A recent decision coming out of the Sixth Circuit Court of Appeals has recognized the troubling precedent that has been set regarding credibility determinations.  The Court in Slyusar v. Holder spent a significant amount of time cautioning the IJs in their future credibility findings.  The Court acknowledged the sweeping power the Act gives to the IJs, but placed special emphasis on the Court’s prior precedent in Ren v. Holder.  The Court in Ren v. Holder noted that the power of the IJ is not the equivalent of a “blank check” enabling the IJ to, “insulate an adverse credibility determination from the Circuit’s review of the reasonableness of that determination.”

The Slyusar Court expressed further concern for precedent that even if an omission or inaccuracy is categorized as de minimis, it may still support an IJ’s adverse credibility finding.  By way of example, the Court observed multiple adverse credibility determinations that are often based on external factors not indicative of truthfulness.  These decisions seem to be in conflict with the actual language of the Act requiring that IJ’s make credibility determinations considering the totality of the circumstances, and all other relevant factors.

The Sixth Circuit appears to be moving to a softer landing on judging an asylum applicant’s credibility.  The final words of the Slyusar Court are used to urge the exercise of due care in evaluating inconsistencies when reaching a credibility determination.  Attorneys and those who work with asylum applicants should keep an eye on future asylum opinions coming out of the Sixth Circuit.  If the trend follows Slyusar, we should be on our way to correcting some of the absurdity of the Act.

Sara Lowry, an attorney in our Livonia office, concentrates her practice on municipal law, litigation, and immigration law.  She may be reached at (734) 261-2400 or slowry@cmda-law.com.

Our Thoughts are with the Bieniewicz Family

John Bieniewicz, a married father of two sons ages 9 and 13, was refereeing an adult-league soccer match in Livonia, MI on Sunday when authorities said a 36-year-old player punched him in the head, knocking him unconscious.  He passed away on Tuesday, July 1.

Attorney Jim Acho was a classmate of John’s at Catholic Central High School and a close friend for 30 years. Jim explains, “He’s a fantastic human being.  A guy who lives life to the fullest.  I speak for all his friends when I say we are devastated. Crushed. Just a senseless way for a great guy to go out.  He deserved better.”
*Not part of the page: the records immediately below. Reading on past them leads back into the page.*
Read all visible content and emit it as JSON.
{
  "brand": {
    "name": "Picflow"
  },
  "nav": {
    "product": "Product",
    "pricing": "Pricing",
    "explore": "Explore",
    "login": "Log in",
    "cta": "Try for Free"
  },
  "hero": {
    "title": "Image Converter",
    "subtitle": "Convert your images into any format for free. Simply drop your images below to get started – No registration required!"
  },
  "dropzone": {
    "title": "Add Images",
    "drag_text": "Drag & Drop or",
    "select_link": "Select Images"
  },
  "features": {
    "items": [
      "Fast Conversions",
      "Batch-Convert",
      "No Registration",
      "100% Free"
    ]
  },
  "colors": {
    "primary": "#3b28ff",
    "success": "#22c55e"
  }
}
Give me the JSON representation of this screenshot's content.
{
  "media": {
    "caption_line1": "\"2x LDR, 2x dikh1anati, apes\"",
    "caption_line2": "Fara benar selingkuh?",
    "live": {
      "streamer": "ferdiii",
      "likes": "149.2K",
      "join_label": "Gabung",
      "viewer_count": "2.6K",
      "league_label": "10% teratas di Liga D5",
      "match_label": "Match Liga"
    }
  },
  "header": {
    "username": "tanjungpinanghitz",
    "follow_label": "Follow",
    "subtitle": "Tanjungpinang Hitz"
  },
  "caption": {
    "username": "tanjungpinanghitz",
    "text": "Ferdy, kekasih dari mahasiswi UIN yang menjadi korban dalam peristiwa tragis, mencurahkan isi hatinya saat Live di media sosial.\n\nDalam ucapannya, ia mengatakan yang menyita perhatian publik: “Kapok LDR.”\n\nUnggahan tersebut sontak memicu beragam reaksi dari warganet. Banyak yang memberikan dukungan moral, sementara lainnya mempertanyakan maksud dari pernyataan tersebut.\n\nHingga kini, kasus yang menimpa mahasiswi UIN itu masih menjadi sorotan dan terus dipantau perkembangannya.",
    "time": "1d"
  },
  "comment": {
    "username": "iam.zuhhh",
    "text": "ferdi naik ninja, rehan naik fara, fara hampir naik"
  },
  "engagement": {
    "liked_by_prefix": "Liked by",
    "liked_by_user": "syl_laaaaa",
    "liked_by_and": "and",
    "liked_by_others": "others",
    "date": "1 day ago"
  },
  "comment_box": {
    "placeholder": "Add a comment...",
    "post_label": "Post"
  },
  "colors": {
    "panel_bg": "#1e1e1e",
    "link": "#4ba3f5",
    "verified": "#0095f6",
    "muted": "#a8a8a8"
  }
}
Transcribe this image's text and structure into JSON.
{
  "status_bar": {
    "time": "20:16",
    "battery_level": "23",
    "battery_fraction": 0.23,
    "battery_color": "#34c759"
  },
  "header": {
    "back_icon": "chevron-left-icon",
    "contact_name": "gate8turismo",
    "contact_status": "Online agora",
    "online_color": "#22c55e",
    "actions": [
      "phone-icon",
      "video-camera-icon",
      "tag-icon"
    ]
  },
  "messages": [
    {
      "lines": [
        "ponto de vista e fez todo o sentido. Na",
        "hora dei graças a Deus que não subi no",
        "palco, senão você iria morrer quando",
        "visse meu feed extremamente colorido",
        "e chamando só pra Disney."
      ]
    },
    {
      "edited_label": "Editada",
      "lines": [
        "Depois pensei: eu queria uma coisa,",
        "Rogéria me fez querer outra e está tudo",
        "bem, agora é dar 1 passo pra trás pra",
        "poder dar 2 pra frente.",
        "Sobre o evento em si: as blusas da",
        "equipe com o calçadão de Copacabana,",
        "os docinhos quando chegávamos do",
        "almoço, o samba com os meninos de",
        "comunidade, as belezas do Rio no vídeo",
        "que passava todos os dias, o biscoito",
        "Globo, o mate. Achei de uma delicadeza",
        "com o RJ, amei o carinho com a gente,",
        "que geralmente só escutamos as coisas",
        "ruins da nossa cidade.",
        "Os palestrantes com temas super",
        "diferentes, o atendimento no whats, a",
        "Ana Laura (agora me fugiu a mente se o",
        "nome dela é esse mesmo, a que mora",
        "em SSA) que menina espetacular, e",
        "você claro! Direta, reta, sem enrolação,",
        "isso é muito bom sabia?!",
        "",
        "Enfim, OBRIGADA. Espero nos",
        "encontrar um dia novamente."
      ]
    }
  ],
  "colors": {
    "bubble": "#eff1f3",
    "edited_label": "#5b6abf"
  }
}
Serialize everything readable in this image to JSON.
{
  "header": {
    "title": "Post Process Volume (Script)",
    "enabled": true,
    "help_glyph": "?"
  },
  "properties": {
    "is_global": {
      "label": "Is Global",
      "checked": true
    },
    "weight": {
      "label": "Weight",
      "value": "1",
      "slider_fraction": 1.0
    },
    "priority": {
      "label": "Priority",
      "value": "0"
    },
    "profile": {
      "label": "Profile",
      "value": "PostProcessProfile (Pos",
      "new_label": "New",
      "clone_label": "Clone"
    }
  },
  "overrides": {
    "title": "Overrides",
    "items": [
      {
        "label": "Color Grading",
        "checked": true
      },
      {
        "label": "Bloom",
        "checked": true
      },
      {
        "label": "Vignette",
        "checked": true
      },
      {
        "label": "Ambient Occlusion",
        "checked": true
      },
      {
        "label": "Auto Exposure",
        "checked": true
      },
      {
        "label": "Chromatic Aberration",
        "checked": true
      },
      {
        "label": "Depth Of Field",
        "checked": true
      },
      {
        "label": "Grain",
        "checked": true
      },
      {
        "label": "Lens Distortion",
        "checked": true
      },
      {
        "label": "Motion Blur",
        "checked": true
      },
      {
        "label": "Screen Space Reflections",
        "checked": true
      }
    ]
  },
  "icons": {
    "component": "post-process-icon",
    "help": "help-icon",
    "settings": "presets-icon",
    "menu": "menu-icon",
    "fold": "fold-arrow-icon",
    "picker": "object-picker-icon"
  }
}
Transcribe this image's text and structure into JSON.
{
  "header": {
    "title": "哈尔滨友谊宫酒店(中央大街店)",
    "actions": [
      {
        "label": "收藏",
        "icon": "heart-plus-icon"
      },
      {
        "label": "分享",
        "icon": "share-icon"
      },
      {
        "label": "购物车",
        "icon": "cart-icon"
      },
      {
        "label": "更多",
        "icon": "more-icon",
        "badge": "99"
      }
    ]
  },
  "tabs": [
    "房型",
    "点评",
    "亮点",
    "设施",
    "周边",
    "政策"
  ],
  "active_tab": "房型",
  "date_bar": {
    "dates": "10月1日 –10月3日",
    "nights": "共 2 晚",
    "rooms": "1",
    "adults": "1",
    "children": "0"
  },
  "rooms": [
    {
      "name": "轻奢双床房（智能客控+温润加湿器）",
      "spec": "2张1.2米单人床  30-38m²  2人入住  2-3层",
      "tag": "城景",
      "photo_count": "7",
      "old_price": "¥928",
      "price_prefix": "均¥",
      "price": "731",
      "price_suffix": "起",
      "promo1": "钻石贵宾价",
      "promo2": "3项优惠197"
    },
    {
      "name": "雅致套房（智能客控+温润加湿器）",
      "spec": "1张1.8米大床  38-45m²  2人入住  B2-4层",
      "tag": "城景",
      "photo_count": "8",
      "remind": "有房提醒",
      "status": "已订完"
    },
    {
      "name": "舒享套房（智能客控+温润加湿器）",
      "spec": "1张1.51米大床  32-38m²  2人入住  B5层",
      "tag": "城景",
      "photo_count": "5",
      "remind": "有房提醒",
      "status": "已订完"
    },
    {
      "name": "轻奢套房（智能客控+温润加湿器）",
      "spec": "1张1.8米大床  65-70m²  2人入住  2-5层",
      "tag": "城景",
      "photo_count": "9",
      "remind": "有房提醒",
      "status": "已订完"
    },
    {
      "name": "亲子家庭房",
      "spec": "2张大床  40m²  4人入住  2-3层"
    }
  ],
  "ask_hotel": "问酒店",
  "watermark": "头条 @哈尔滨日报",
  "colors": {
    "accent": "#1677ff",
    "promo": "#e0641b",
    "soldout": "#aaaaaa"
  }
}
A memorial site has been created atJohnBieniewiczMemorial.com, which links to a GoFundMe site established to help with funeral and burial expenses and to also help his children moving forward.


“One senseless act in the blink of an eye has affected so many,” Jim said.  Our thoughts and prayers are with John’s wife and children.